On the other side of the church is Halilaj and Urbano’s Lunar Ensemble for Uprising Seas. The installation is fantastical and whimsical, creating an ecosystem of metal sea, land and aerial creatures, with music boxes attached, as a comment on climate change. It is inspired by a Spanish folk song titled Ay mi pescadito, once sung to Urbano by his grandmother and in which young fish go to school at the bottom of the sea to study forms of survival and belonging.
“All of these creatures are also musical instruments. There are music boxes, but also trumpets, percussion and a horn, activated by musicians and players,” Casavecchia explains. “Once a month, in accordance with the cycles of the moon, a performance will appear in the form of a small concert by seven musicians using seven sculptures, making a small parade around the courtyard outside and then coming into the church to continue the music.”

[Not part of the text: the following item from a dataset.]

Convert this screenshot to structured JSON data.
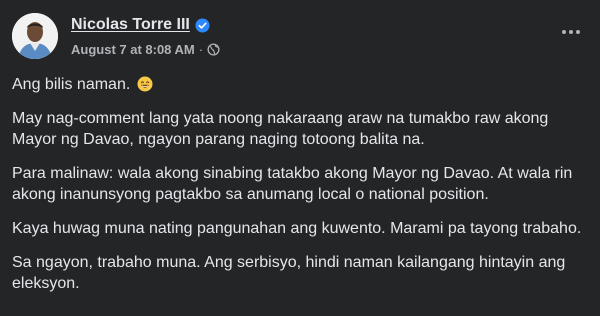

The sculptures are not modelled on real animals, but comprise imagined new species of marine, terrestrial and flying creatures that have evolved to survive the drastic climate changes of our planet. When humans interact with the sculptures, the music boxes are activated. Only by working in harmony as a group will they produce the complete melody. Above the creatures, a large egg-shaped moon hangs from the ceiling, evoking new life and transformation.
Thus Waves Come in Pairs runs until 5 November 2023